Extracted data entries:
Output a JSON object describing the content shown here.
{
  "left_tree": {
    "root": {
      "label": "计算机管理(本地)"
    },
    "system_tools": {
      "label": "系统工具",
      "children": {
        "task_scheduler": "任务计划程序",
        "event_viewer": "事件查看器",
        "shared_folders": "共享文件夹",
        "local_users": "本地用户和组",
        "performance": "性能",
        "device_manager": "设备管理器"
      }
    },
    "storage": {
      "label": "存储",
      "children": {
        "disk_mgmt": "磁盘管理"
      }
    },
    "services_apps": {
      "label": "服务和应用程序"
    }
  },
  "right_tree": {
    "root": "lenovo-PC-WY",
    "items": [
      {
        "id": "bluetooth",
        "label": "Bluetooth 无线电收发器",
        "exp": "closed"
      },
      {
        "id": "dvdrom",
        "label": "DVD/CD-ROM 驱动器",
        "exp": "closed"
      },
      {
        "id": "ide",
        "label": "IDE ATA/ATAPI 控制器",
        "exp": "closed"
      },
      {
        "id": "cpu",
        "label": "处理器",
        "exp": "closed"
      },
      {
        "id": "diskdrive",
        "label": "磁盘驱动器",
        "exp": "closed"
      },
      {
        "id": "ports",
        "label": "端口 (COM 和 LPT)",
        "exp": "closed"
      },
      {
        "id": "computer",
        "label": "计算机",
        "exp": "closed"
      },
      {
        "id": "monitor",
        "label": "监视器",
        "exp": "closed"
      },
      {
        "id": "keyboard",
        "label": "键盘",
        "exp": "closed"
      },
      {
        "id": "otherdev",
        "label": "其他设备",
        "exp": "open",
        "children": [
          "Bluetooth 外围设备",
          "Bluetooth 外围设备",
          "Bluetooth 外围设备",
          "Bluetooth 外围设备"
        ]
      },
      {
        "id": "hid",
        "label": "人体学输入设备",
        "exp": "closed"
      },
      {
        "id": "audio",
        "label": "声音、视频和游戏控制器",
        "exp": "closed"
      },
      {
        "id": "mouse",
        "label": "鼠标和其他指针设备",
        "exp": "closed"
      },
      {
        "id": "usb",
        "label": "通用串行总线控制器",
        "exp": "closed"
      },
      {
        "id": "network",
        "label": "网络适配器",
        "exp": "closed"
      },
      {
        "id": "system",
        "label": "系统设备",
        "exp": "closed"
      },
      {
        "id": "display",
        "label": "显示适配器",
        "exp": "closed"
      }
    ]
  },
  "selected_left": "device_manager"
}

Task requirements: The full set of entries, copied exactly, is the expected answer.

Worked solution:
Output a JSON object describing the content shown here.
{
  "left_tree": {
    "root": {
      "label": "计算机管理(本地)"
    },
    "system_tools": {
      "label": "系统工具",
      "children": {
        "task_scheduler": "任务计划程序",
        "event_viewer": "事件查看器",
        "shared_folders": "共享文件夹",
        "local_users": "本地用户和组",
        "performance": "性能",
        "device_manager": "设备管理器"
      }
    },
    "storage": {
      "label": "存储",
      "children": {
        "disk_mgmt": "磁盘管理"
      }
    },
    "services_apps": {
      "label": "服务和应用程序"
    }
  },
  "right_tree": {
    "root": "lenovo-PC-WY",
    "items": [
      {
        "id": "bluetooth",
        "label": "Bluetooth 无线电收发器",
        "exp": "closed"
      },
      {
        "id": "dvdrom",
        "label": "DVD/CD-ROM 驱动器",
        "exp": "closed"
      },
      {
        "id": "ide",
        "label": "IDE ATA/ATAPI 控制器",
        "exp": "closed"
      },
      {
        "id": "cpu",
        "label": "处理器",
        "exp": "closed"
      },
      {
        "id": "diskdrive",
        "label": "磁盘驱动器",
        "exp": "closed"
      },
      {
        "id": "ports",
        "label": "端口 (COM 和 LPT)",
        "exp": "closed"
      },
      {
        "id": "computer",
        "label": "计算机",
        "exp": "closed"
      },
      {
        "id": "monitor",
        "label": "监视器",
        "exp": "closed"
      },
      {
        "id": "keyboard",
        "label": "键盘",
        "exp": "closed"
      },
      {
        "id": "otherdev",
        "label": "其他设备",
        "exp": "open",
        "children": [
          "Bluetooth 外围设备",
          "Bluetooth 外围设备",
          "Bluetooth 外围设备",
          "Bluetooth 外围设备"
        ]
      },
      {
        "id": "hid",
        "label": "人体学输入设备",
        "exp": "closed"
      },
      {
        "id": "audio",
        "label": "声音、视频和游戏控制器",
        "exp": "closed"
      },
      {
        "id": "mouse",
        "label": "鼠标和其他指针设备",
        "exp": "closed"
      },
      {
        "id": "usb",
        "label": "通用串行总线控制器",
        "exp": "closed"
      },
      {
        "id": "network",
        "label": "网络适配器",
        "exp": "closed"
      },
      {
        "id": "system",
        "label": "系统设备",
        "exp": "closed"
      },
      {
        "id": "display",
        "label": "显示适配器",
        "exp": "closed"
      }
    ]
  },
  "selected_left": "device_manager"
}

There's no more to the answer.